doi: 10.1519/JSC.0000000000003157
Technical Report

Delaney, JA, Wileman, TM, Perry, NJ, Thornton, HR, Moresi, MP, and Duthie, GM. The validity of a global navigation satellite system for quantifying small-area team-sport movements. J Strength Cond Res 33(6): 1463–1466, 2019—The recent development of global navigation satellite systems (GNSS) has improved the availability and signal strength of surrounding satellites compared with traditional global positioning systems, although their ability to quantify rapid changes in speed may still be limited. This study aimed to evaluate the validity of GNSS to quantify the mean speed (m·s−1) and acceleration (m·s−2) of movements typical to team sports. One participant completed 9 periods of 4 minutes of activity, separated by 2-minute rest periods, which involved walking, jogging, and running in a variety of directions and patterns, aimed to simulate a team-sport movement profile. Speed and acceleration were quantified from a 10-Hz GNSS unit and compared with a 10-camera, 3-dimensional motion capture system (VICON), from which the movement of both the participant's center of mass (COM) and the location of the GNSS unit (e.g., C7 vertebrae) were calculated. Practical estimates of speed were associated with small differences from both the criterion COM (effect size; ±90% confidence limits = 0.19–0.25; ± ∼0.21) and criterion C7 (0.14–0.22; ± ∼0.13). The corresponding estimates of acceleration derived from raw data were classified as small (0.16–0.22; ± ∼0.15) and small to moderate (0.25–0.35; ± ∼0.24) for the COM and C7, respectively. Software-exported acceleration values exhibited very large mean bias compared with both criterion measures (−3.81 to −3.77; ± ∼0.24). This study demonstrates that 10-Hz GNSS possess acceptable validity for assessing the average demands of movements typical of team-sports training and competition, although caution is recommended when using software-exported measures of acceleration.
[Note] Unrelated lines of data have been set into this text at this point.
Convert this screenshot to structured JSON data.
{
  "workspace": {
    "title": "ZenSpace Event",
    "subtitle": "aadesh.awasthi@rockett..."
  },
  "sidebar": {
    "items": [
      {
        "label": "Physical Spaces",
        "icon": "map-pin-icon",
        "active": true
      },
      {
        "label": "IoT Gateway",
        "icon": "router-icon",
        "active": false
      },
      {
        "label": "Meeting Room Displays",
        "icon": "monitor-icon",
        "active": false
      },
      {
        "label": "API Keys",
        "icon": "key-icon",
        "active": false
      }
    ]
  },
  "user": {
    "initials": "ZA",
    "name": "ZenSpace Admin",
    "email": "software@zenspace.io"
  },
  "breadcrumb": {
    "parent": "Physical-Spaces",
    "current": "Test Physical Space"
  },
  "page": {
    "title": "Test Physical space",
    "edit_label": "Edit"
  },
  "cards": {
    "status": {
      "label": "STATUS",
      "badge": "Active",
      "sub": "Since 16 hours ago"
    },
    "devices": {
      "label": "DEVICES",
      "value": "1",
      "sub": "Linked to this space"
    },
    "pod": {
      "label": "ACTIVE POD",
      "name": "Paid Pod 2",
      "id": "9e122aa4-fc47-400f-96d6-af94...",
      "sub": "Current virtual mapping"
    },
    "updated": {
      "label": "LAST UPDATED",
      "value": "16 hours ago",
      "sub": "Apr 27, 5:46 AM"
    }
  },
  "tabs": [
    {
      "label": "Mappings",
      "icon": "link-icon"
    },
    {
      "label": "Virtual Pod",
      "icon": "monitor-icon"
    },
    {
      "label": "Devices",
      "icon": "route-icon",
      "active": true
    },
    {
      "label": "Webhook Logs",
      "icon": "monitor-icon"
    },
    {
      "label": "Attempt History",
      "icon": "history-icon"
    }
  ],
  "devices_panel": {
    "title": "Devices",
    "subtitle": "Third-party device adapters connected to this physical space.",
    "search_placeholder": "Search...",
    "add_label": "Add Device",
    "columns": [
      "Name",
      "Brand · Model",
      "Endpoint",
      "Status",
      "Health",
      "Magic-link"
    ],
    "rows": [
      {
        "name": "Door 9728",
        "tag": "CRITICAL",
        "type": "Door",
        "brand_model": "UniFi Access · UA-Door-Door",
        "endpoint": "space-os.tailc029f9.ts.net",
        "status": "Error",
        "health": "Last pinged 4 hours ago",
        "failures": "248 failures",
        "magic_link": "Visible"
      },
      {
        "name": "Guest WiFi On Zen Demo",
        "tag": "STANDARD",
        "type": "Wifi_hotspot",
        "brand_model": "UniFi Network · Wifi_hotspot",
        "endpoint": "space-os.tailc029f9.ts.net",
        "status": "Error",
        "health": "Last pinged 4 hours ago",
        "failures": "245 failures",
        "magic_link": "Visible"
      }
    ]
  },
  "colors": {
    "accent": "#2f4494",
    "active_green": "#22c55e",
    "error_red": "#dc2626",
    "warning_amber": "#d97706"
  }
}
1University of Oregon Athletics Department, University of Oregon, Eugene, Oregon;

2School of Exercise Science, Australian Catholic University, Strathfield, New South Wales, Australia; and

3La Trobe Sport and Exercise Medicine Research Center, La Trobe University Bundoora Campus, Melbourne, Victoria, Australia

Address correspondence to Jace A. Delaney,

Copyright © 2019 by the National Strength & Conditioning Association.